In addition to discovering, the onboard follow-up capability with FXT and continuing monitoring with WXT enable measurements of the X-ray spectra and X-ray light curves on both short- and long-timescales before sources fade beyond detection. This will produce a huge and time-evolving X-ray database, which will be extremely valuable for the study of accretion and jet physics. The resulting large, homogeneous sample of TDEs obtained by EP in several years’ operation will provide valuable constraints on the galactic occupation fraction of MBHs as well as the low-mass end of the mass function of MBHs, by combining the incidence of TDEs for various types of galaxies, which can be determined from simulations.
Observations of the early rising phase of TDEs may shed light on the formation of the accretion discs and, possibly, of the relativistic jets. They are elusive for the current facilities, however. The large field-of-view and high monitoring cadence of EP/WXT make it possible to capture the early rising phase for some of the TDEs to be detected by EP. Meanwhile, the immediate onboard autonomous observations with FXT and triggered multi-wavelength follow-ups will provide indispensable data to study the early phase, as well as to explore the entire cycle of TDEs from the onset of disruption till complete fading away. It will be even more interesting if a TDE involves a binary MBH system, in light of that such systems are potential sources of future gravitational-wave events. Consequently, EP is expected to bring major scientific breakthroughs to the research of TDE, MBH and other related fields in astrophysics.
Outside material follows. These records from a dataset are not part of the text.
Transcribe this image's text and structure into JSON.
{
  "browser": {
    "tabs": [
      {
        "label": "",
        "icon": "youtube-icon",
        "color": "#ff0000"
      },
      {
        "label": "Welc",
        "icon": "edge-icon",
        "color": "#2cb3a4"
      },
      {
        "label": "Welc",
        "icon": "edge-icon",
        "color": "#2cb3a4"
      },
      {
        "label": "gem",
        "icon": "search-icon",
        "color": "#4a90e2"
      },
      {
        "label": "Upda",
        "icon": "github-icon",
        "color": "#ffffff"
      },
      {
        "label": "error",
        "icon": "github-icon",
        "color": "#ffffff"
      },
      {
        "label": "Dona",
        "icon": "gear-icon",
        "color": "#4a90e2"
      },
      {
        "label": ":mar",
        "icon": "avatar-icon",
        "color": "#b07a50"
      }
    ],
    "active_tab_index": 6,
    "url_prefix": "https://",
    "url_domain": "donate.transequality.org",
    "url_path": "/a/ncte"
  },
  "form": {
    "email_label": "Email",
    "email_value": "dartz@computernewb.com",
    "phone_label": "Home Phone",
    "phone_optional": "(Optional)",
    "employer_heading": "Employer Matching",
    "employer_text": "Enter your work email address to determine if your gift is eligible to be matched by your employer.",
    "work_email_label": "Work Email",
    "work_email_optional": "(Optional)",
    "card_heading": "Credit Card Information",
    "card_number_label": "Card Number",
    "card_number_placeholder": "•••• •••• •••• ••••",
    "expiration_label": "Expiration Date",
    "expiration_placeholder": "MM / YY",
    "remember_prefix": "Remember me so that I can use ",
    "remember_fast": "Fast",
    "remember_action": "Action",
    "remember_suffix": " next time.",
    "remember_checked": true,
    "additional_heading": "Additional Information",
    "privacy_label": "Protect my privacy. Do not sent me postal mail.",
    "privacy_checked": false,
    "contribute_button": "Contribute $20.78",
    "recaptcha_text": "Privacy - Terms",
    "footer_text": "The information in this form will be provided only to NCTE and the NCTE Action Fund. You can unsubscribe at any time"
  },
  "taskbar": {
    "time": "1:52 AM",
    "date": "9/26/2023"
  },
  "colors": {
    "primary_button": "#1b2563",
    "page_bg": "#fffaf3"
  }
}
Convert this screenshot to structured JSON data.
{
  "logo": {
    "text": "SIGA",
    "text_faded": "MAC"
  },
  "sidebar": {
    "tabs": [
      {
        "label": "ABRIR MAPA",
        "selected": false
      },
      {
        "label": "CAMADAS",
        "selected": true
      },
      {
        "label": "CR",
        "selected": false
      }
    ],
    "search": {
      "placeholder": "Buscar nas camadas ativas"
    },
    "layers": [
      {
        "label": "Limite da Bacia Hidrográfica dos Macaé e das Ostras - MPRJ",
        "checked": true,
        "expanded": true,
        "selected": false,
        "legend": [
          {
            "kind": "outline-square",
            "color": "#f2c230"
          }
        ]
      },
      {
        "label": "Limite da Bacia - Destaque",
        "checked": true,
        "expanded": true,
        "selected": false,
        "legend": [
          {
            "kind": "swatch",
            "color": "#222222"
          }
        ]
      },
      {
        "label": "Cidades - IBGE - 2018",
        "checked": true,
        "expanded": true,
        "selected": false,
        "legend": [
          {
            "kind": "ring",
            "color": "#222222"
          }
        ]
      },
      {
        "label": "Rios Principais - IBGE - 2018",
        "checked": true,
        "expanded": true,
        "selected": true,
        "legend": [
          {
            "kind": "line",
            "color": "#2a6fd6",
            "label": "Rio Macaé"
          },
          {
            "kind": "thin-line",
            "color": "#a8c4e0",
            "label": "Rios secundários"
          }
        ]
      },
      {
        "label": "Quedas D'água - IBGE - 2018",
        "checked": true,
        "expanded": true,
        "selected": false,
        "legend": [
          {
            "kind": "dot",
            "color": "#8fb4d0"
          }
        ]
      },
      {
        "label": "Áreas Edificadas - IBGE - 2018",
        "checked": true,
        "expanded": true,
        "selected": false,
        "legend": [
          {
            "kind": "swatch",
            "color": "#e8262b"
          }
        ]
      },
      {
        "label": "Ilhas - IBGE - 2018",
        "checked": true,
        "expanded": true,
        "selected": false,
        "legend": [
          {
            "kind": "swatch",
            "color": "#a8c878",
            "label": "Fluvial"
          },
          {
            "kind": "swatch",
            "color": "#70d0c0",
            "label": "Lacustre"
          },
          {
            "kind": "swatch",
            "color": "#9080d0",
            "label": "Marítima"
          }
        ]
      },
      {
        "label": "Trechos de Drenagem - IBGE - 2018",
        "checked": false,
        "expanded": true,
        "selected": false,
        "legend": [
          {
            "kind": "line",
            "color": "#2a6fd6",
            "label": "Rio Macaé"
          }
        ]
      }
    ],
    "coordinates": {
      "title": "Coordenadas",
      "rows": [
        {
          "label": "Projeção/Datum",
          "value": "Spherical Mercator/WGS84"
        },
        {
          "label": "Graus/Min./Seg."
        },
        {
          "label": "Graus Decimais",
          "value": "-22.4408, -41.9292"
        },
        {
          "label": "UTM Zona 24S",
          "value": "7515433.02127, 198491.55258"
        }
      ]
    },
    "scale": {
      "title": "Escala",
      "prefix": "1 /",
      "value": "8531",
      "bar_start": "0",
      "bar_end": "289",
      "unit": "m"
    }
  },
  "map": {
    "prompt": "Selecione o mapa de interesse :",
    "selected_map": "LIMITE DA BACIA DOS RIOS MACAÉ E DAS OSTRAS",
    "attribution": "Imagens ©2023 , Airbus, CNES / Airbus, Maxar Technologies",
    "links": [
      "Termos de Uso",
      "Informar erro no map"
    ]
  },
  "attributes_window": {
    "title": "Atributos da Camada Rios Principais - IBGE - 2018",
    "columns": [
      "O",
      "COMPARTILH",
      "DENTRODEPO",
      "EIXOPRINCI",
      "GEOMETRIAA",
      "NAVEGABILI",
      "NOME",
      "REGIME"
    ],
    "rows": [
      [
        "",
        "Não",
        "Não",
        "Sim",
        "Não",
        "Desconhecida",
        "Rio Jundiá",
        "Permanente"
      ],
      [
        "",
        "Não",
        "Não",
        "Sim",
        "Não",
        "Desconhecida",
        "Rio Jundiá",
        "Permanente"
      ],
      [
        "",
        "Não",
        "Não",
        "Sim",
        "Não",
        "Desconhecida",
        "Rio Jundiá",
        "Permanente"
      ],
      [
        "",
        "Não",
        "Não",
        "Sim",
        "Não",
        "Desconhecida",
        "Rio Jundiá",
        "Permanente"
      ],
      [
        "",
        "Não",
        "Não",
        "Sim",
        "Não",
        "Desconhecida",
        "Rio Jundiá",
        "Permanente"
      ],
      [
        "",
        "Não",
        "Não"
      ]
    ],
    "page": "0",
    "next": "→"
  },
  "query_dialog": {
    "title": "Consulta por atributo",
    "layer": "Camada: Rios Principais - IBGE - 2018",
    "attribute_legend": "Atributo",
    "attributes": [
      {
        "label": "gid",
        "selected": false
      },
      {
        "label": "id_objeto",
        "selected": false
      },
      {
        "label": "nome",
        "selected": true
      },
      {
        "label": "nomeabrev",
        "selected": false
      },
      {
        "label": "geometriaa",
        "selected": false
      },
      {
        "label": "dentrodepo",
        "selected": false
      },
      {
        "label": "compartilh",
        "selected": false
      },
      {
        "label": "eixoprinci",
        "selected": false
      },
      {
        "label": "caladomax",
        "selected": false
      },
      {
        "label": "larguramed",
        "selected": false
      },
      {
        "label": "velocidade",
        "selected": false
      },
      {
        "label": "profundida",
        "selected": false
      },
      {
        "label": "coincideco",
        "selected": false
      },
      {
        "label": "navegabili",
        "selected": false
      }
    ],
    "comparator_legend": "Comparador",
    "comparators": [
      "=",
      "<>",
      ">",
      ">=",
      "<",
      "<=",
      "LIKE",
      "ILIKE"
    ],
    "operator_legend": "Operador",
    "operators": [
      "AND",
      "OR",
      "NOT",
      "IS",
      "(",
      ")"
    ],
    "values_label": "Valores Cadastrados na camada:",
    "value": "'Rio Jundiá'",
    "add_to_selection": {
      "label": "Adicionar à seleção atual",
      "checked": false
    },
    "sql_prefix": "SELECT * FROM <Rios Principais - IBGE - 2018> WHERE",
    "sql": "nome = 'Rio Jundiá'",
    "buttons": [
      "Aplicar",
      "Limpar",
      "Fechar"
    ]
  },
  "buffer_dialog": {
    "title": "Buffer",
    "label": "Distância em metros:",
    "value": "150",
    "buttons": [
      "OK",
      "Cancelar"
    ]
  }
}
Figure 1. Artist’s illustration of a TDE. Figure credit: X-ray: NASA/CXC/UNH/D. Lin et al, Optical: CFHT, Illustration: NASA/CXC/M.Weiss